Task brief:
Filter out every line below that lacks "label", and copy the rest.

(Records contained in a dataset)
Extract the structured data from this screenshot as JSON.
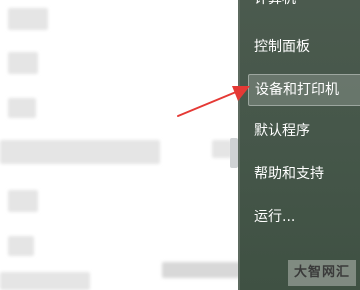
{
  "start_menu": {
    "items": [
      {
        "label": "计算机"
      },
      {
        "label": "控制面板"
      },
      {
        "label": "设备和打印机"
      },
      {
        "label": "默认程序"
      },
      {
        "label": "帮助和支持"
      },
      {
        "label": "运行..."
      }
    ],
    "highlighted_index": 2
  },
  "watermark": {
    "text": "大智网汇"
  },
  "annotation": {
    "arrow_color": "#e53935",
    "icon": "red-arrow-icon"
  }
}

Response for this exercise:
        "label": "计算机"
        "label": "控制面板"
        "label": "设备和打印机"
        "label": "默认程序"
        "label": "帮助和支持"
        "label": "运行..."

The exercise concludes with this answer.